Stored items

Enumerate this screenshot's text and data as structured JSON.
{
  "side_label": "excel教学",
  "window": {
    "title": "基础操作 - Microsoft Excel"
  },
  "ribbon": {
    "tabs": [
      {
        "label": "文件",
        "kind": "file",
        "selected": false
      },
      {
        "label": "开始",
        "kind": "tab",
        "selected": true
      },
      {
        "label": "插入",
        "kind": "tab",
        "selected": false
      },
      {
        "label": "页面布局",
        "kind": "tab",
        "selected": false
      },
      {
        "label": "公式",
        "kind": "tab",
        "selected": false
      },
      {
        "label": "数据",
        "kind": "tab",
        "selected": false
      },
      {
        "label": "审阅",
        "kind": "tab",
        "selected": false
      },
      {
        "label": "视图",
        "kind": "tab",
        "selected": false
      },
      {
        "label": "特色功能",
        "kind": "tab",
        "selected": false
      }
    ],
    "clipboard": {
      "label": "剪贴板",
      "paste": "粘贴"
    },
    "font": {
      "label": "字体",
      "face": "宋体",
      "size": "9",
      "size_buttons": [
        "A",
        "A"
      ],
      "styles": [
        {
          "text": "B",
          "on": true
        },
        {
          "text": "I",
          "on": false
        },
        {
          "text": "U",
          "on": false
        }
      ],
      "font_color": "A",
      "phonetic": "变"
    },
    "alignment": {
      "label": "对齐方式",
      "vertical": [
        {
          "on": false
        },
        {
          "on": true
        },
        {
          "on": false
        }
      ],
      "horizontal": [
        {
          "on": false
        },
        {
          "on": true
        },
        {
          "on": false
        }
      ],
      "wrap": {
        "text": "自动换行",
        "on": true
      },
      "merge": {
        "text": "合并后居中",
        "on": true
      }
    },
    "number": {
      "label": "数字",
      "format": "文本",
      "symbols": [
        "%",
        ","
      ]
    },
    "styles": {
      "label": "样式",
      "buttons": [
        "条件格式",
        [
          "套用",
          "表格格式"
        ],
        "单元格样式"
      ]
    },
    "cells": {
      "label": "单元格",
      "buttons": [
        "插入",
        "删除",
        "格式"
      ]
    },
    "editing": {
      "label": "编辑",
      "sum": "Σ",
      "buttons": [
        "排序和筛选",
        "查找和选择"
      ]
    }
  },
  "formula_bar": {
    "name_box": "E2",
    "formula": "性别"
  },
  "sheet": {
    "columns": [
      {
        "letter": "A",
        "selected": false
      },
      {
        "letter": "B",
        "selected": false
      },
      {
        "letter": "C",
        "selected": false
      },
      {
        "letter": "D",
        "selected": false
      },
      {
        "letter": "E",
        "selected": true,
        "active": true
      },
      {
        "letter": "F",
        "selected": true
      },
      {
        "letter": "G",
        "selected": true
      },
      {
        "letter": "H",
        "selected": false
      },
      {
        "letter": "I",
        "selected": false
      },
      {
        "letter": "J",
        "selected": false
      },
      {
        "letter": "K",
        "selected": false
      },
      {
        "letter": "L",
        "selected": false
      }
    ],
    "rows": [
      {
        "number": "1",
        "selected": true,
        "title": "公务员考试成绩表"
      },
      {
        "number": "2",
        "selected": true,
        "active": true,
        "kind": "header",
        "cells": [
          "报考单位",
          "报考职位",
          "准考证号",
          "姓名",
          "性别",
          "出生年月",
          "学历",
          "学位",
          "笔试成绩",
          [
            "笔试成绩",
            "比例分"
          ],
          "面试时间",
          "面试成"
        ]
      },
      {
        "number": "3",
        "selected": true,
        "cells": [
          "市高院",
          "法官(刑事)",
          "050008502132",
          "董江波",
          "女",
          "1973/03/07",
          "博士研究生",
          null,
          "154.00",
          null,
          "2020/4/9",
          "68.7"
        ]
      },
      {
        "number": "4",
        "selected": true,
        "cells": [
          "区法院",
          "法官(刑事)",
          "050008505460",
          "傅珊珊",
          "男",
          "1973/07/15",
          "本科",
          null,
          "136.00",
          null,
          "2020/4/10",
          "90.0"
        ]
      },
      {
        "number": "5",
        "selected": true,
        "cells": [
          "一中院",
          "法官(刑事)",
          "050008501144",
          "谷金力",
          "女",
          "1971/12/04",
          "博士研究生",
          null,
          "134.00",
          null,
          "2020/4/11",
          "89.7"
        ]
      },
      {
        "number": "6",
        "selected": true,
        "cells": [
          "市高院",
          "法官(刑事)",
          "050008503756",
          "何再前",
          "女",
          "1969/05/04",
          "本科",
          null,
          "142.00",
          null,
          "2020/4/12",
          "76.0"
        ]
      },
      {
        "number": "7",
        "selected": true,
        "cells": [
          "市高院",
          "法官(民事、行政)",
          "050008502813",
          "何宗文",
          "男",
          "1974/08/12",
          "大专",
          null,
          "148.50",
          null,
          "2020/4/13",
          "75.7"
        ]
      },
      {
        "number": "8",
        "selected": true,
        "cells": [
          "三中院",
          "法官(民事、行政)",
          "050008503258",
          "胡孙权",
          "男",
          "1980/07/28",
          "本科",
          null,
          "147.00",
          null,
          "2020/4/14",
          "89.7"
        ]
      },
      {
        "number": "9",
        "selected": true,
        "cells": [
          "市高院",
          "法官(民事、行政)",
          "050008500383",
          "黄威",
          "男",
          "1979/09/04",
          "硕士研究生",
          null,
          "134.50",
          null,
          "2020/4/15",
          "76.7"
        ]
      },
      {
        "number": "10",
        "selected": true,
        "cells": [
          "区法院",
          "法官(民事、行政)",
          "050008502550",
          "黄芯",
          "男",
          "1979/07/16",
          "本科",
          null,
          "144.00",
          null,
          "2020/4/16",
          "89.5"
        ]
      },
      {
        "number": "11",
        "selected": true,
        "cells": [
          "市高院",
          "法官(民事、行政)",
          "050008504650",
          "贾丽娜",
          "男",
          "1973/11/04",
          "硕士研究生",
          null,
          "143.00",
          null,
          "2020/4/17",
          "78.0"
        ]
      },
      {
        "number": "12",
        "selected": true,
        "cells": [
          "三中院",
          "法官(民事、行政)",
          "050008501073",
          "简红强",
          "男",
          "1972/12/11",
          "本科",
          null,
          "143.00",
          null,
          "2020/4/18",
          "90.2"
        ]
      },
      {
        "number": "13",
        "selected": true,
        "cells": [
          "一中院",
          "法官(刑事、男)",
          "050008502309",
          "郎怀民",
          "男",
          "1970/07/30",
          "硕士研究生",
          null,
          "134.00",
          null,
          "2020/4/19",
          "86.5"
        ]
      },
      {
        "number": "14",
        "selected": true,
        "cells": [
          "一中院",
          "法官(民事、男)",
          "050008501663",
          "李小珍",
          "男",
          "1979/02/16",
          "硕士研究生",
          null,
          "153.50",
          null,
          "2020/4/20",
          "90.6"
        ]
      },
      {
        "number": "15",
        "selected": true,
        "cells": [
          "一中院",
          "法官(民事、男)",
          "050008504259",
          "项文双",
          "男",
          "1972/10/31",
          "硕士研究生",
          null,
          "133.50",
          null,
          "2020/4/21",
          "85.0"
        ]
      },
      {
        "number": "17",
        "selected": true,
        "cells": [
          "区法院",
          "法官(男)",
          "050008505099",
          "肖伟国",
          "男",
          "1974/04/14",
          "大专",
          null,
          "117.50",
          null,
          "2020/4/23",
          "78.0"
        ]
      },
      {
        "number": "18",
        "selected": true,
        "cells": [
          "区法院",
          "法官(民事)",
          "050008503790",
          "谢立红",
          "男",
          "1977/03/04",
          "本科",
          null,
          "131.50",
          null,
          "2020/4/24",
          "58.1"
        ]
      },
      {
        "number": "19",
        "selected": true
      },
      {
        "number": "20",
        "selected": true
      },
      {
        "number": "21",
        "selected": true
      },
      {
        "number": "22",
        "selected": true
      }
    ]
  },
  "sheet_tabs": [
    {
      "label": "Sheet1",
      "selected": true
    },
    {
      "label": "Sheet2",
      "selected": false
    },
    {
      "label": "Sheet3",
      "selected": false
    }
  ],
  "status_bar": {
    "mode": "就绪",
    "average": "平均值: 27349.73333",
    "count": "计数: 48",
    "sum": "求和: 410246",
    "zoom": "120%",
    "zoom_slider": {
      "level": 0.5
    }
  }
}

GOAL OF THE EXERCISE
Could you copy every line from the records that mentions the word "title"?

SOLUTION FOR THIS EXERCISE
    "title": "基础操作 - Microsoft Excel"
        "title": "公务员考试成绩表"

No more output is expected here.